-------- Data extract --------

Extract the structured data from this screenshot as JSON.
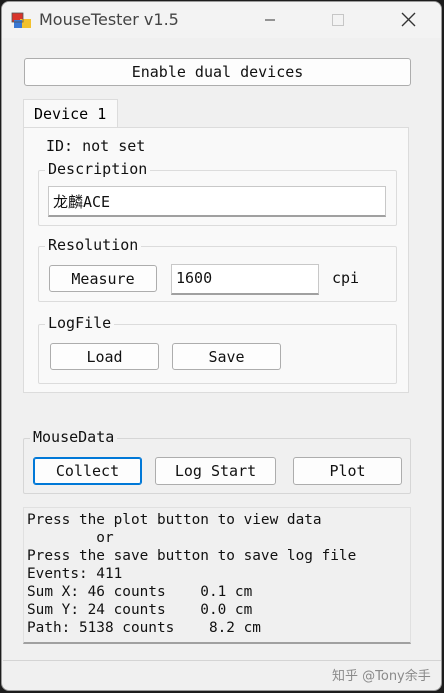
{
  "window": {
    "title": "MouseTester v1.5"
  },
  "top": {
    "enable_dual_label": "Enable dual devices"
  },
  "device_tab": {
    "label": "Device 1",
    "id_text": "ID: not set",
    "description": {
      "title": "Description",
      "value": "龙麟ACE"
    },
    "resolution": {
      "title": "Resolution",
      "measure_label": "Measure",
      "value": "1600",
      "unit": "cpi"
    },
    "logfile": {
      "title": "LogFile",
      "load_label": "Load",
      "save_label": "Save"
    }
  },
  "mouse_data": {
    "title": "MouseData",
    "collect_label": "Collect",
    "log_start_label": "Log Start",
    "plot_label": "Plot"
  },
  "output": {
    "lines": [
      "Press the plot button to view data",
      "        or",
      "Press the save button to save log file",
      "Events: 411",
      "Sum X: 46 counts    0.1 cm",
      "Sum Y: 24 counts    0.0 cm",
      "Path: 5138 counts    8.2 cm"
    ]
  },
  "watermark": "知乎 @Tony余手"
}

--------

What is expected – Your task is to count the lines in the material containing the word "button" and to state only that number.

Your response – 2